By Alain Portebois
Sales & Marketing Manager, Charleville Technology Centre, Wheelabrator
While airblast peening has been widely and successfully applied for decades in Aerospace for improving or restoring the fatigue resistance of all critical components such as jet engine parts, landing gears and aircraft structures, nowadays the highest automotive standards are involving more and more the same level of technology.
Traditionally, many shot peening requirements in the automotive industry were covered by wheelblast technology. However, in the 1980s, demand started to change. Driven by the need to reduce component size (and weight) while maintaining its mechanical strength, shot peening processes became more and more precise.

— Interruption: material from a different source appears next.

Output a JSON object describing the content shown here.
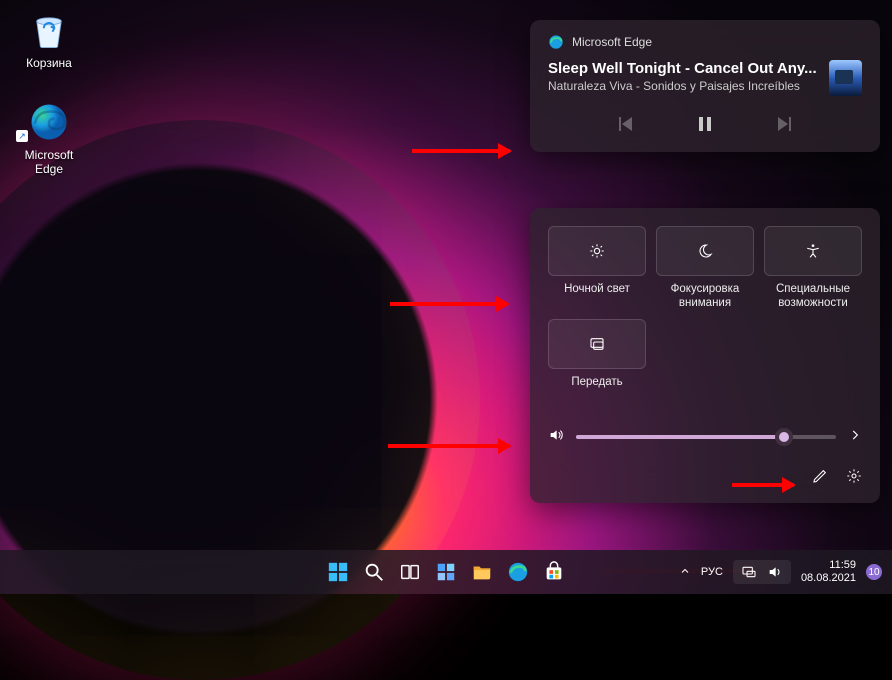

They had to be designed to induce compressive stresses to a narrowly defined pattern, enabling engineers to reduce material and strategically strengthen specific areas of a part.
This trend presented us here in Charleville with an opportunity to demonstrate the superiority of airblast technology for high-precision applications to automotive customers. Using our expertise from the aerospace industry, we developed a range of airblast machines to meet automotive industry requirements: to construct engines that are more powerful yet consume less petrol, and transmission components that are lighter yet outperform their heavier predecessors.
Since the 1990s, we have been servicing most of the big car manufacturers and suppliers. Just to illustrate the change: one big car manufacturer had no airblast at all in 1994 and now has 50 machines from us worldwide. Another customer vehemently preferred wheelblast in 1990 and now also has 50 machines.
That’s not to say that wheelblast as a technology is no longer present in Automotive. Many components, especially those with straightforward geometries and surface specifications, can be shot peened faster and more cost-efficiently using wheelblast. This is an area looked after by our colleagues at Technology Centres in Germany, Switzerland, Canada, China and India (some of these Centres also provide airblast equipment, specialising in a variety of industry/applications). Together, we cover all aspects of surface technology required by the automotive industries.
Mass production as R&D booster
The introduction of airblast in Automotive has, in turn, created a challenge for equipment manufacturers to develop processes that keep pace with the fast-moving, highly efficient mass production world of car manufacturing.
An example of how shot peening applications develop along with automotive manufacturing requirements is the case of dual peening. It’s not a new development, the technology has been around for about 15 years, but interest is increasing as it becomes more widely available.
Dual peening means using two different types of blast media in the same machine with a singleof blast nozzles. Bigger media induces stresses more deeply into the material, smaller media embeds residual compressive stresses in the immediate and medium surface. This allows us to play with blast parameters and design tailor-made blast processes for the customer, all in a comparatively compact machine, that fits in with lean automotive production lines.
Automotive shot peening around the world
The triumphal march of airblast in Automotive is not all-encompassing. China and India are big automotive manufacturers nowadays, bigger than Europe and America, but only vehicles built to the highest standards need shot peened components.
Across large parts of the BRIC world and beyond, the high speeds and performance that have pushed the boundaries of automotive engineering are becoming more and more popular, and therefore applying the airblast peening techniques is also becoming a must.
Since all shot peening projects are being deeply analysed by the end users, airblast equipment has the advantage of being compact, clean, and usually easy to integrate into the manufacturing line or robotic system. That’s why we’ll keep developing at the forefront of airblast technology, anticipating new materials and requirements, enabling engineers to build ever lighter, better cars.